When I get asked to develop an RFP that will help “increase brand awareness,” my first question is, “What research do you have about your current brand awareness?” I’ve never had a single response to that one, because most people I ask have never tested. When I’ve been asked about “taking marketing to the next level” I ask to see all of the client’s marketing work, as well as their current plan, results, and programming. I’ve never had anyone provide that.
Without data for a strategic audit of work, there is no way a firm can craft any type of response that is worth the paper it’s written on. All it would be able to do is put together a number of “creative ideas” and some tactics around them. Clients often dismiss those ideas outright as things they’ve already tried.
There are far too many variables to look at when crafting a program, and the agency is assuming clients actually know what you need from the RFP process. Recently, we had an RFP from a business soliciting for local media relations work. It was obvious that a media relations strategy wouldn’t work for this type of business. It was a waste of time.
A good agency can direct you to the best and proper marketing strategies and tactics, not bid on them because that’s what you think
4. Failure to do basic due diligence.
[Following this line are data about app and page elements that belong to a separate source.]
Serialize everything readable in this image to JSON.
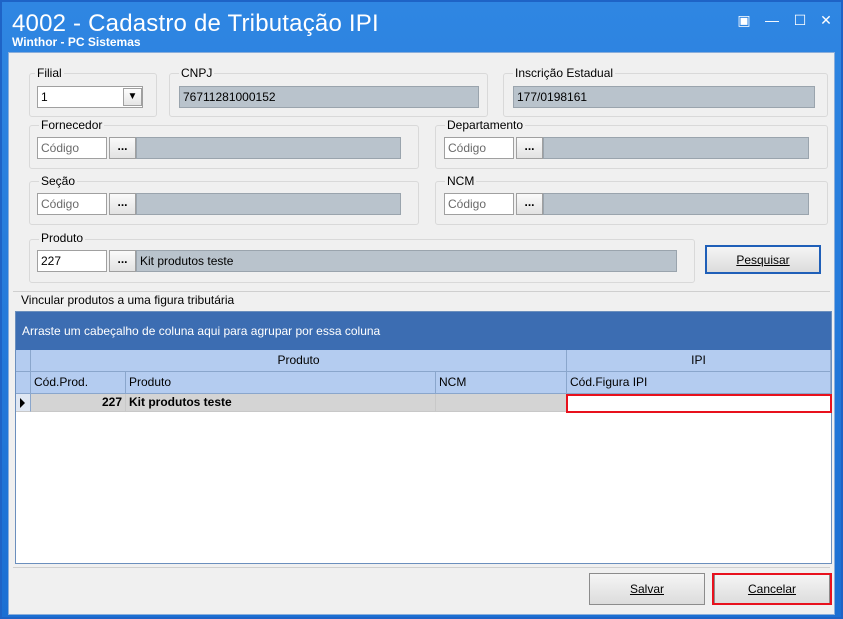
{
  "window": {
    "title": "4002 - Cadastro de Tributação IPI",
    "subtitle": "Winthor - PC Sistemas",
    "controls": {
      "restore": "▣",
      "minimize": "—",
      "maximize": "☐",
      "close": "✕"
    }
  },
  "filters": {
    "filial": {
      "label": "Filial",
      "value": "1",
      "dropdown_icon": "chevron-down"
    },
    "cnpj": {
      "label": "CNPJ",
      "value": "76711281000152"
    },
    "inscricao": {
      "label": "Inscrição Estadual",
      "value": "177/0198161"
    },
    "fornecedor": {
      "label": "Fornecedor",
      "placeholder": "Código",
      "button": "...",
      "description": ""
    },
    "departamento": {
      "label": "Departamento",
      "placeholder": "Código",
      "button": "...",
      "description": ""
    },
    "secao": {
      "label": "Seção",
      "placeholder": "Código",
      "button": "...",
      "description": ""
    },
    "ncm": {
      "label": "NCM",
      "placeholder": "Código",
      "button": "...",
      "description": ""
    },
    "produto": {
      "label": "Produto",
      "value": "227",
      "button": "...",
      "description": "Kit produtos teste"
    },
    "pesquisar_label": "Pesquisar"
  },
  "grid": {
    "section_label": "Vincular produtos a uma figura tributária",
    "group_panel_text": "Arraste um cabeçalho de coluna aqui para agrupar por essa coluna",
    "bands": [
      "Produto",
      "IPI"
    ],
    "columns": [
      "Cód.Prod.",
      "Produto",
      "NCM",
      "Cód.Figura IPI"
    ],
    "rows": [
      {
        "cod_prod": "227",
        "produto": "Kit produtos teste",
        "ncm": "",
        "cod_figura_ipi": ""
      }
    ]
  },
  "footer": {
    "salvar_label": "Salvar",
    "cancelar_label": "Cancelar"
  },
  "highlight_color": "#e8111d"
}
If you see the inquiry, “Tell us about your firm’s history and your clients” in an RFP, it’s a warning sign that the client has done no research. Most agencies have volumes of copy to share about how wonderful they are and the clients they serve. There’s this wacky thing out there called LinkedIn, and even something called “the Facebook” that just might give you an idea of what the agency is all about.
Why is this a problem? Because sending out of the 20 agencies that receive an RFP, chances are only two or three actually specialize or have experience in your specific business. Industry-specific experience is not the only factor in choosing an agency, but it is important.
Understand the agency, even just a little bit.
What to do instead
If you’ve gone through several agencies in the past few years, or have never had one, an RFP is not the way to go. Do basic research on some agencies that might fit. Audit your own marketing efforts and communications so you can offer up meaningful discussion of challenges you’d like to address. Identify three or four firms through word of mouth, expertise you may admire, trusted colleagues who may know someone, or even through a basic online search. Review the work, look at some information on the people and their processes, and see whether they indeed offer what you feel you need.
Then call them. Meet. Ask lots of questions, like it’s a job interview. (What are your billable rates? What are your annual agency billings? We’re thinking we need to do X, how would you go about that? How do you typically work with clients, and how do you feel that has been an advantage?) If you have a strategic plan, share it. If not, that’s what you should be hiring for first, and you should expect to pay between $10,000 and $30,000 to craft one.
Have the agency give a capabilities presentation. You should be dazzled and comfortable at the same time. That can’t come across in an RFP.
Agency leaders have worked very hard to be where they are. We don’t want to be perceived as “vendors,” a very bad word often used in RFPs. A little mutual respect goes a long way, and actually sets the table for a firm that really wants to work with you. Because if we’re a “vendor,” by definition that means you’re just a “job.”
Rodger Roeser is the CEO of marketing and PR firm The Eisen Agency. The 2013 Cincinnati PRSA Large Agency of the Year, Roeser’s firm specializes in providing marketing strategy, planning and executions in various professional services industry. Email Roeser at RRoeser@TheEisenAgency.com or connect with him via LinkedIn.